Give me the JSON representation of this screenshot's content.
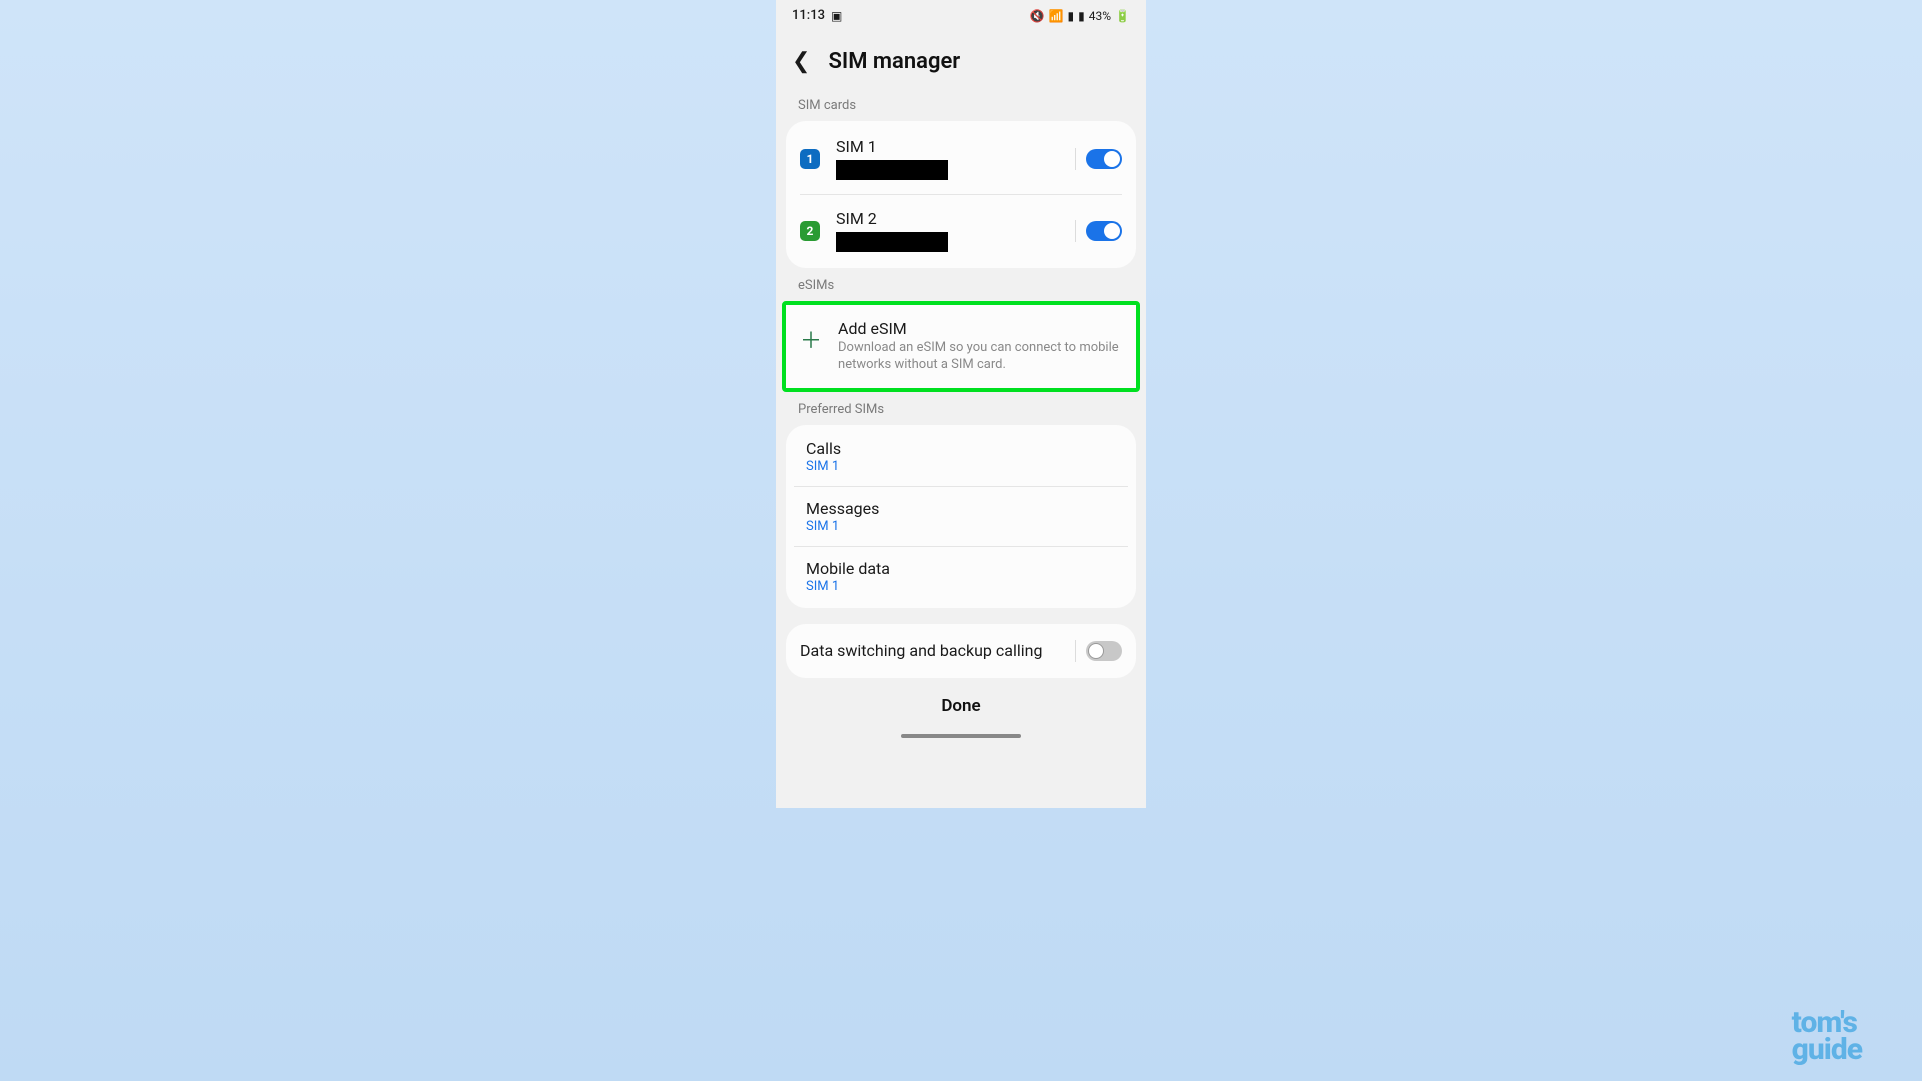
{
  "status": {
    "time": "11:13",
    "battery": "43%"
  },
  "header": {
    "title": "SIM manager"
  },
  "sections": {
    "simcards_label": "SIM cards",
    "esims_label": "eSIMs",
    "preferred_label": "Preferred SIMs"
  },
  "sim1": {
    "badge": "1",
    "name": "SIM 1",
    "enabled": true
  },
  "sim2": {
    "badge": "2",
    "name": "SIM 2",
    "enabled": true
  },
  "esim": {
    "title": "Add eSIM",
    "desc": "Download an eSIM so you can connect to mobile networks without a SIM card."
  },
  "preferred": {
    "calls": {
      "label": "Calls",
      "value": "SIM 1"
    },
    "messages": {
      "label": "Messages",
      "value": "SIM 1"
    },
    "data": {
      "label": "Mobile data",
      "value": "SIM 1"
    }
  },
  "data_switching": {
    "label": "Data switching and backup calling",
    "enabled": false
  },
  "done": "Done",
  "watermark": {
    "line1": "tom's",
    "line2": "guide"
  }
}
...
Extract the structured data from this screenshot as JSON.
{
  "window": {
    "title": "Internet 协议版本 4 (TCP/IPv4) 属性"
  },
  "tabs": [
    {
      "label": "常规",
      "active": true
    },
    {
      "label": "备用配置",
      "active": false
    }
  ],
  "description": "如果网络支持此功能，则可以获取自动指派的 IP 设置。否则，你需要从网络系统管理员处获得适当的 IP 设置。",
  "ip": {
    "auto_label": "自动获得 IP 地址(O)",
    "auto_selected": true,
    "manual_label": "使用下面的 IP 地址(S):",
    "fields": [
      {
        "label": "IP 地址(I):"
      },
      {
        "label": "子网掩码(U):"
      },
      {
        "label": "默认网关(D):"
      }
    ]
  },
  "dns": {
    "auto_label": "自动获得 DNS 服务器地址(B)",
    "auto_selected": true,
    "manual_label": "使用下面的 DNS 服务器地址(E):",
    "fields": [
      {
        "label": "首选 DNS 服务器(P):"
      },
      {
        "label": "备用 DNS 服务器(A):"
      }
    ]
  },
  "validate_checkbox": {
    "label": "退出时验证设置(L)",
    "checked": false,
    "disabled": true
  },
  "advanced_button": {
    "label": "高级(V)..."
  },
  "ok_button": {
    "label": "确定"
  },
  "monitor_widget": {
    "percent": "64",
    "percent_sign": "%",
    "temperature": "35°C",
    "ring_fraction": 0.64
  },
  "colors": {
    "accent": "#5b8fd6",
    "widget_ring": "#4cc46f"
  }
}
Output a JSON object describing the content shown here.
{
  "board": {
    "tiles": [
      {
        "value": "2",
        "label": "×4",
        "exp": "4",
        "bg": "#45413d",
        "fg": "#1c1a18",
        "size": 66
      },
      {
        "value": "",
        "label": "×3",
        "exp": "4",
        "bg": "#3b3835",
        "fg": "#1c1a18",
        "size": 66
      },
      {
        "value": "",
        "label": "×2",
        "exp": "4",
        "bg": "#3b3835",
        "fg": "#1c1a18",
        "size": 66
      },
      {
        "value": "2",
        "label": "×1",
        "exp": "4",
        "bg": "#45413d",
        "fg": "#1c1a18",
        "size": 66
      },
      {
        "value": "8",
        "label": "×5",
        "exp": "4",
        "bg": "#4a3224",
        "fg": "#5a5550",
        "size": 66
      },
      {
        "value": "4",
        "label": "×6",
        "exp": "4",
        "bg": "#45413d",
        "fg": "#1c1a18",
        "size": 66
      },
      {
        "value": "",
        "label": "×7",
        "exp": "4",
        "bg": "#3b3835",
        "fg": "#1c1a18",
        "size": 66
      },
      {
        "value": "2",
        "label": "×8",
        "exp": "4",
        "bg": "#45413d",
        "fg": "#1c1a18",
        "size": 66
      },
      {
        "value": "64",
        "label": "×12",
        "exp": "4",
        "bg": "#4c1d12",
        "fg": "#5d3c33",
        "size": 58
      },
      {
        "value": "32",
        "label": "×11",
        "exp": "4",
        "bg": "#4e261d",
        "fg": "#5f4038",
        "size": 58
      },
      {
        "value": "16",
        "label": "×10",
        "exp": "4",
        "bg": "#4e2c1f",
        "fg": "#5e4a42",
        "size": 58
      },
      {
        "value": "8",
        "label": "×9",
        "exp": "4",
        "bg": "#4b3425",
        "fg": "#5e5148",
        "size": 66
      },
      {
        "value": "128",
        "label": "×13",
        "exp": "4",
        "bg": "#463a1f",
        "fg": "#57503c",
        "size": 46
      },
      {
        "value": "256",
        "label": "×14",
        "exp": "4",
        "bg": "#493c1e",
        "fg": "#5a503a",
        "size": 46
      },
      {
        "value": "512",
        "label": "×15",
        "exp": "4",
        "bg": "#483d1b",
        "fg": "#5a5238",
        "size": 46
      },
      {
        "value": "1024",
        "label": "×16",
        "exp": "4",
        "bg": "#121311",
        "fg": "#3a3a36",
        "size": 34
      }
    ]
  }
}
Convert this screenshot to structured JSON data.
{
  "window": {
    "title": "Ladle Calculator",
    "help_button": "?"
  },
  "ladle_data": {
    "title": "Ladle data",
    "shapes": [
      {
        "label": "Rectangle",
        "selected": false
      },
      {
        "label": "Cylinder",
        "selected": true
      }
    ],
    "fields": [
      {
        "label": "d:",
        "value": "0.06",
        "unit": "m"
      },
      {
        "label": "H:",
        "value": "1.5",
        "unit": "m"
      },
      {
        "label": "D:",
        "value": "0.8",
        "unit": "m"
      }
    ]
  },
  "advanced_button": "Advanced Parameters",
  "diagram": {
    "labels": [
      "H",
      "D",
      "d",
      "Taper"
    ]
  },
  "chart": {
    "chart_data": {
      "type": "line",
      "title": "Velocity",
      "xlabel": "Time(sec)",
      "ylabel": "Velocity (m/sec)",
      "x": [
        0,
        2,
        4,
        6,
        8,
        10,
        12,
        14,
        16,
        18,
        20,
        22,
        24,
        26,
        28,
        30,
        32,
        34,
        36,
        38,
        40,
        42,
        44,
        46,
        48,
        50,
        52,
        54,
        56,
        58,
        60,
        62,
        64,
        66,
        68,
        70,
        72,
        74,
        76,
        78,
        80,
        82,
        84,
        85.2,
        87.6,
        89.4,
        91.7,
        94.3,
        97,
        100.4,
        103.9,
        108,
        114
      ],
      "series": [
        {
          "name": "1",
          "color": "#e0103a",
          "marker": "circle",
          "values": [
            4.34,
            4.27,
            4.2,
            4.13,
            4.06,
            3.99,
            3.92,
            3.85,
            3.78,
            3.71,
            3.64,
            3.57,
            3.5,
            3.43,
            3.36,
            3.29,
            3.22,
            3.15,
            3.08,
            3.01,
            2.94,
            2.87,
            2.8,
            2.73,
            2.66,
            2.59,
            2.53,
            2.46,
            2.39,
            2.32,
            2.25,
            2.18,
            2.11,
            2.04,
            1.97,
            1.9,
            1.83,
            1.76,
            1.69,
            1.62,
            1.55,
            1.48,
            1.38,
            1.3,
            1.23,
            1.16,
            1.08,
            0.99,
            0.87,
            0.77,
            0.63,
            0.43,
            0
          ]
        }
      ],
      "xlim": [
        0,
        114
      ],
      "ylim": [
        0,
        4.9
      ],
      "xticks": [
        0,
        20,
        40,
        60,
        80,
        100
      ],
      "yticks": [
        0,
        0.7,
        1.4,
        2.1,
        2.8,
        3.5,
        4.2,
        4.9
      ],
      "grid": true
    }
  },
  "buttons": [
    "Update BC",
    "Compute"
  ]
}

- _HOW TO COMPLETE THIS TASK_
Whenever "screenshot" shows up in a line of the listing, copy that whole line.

- _OUTPUT FOR THIS TASK_
Give me the JSON representation of this screenshot's content.
Extract the structured data from this screenshot as JSON.
Convert this screenshot to structured JSON data.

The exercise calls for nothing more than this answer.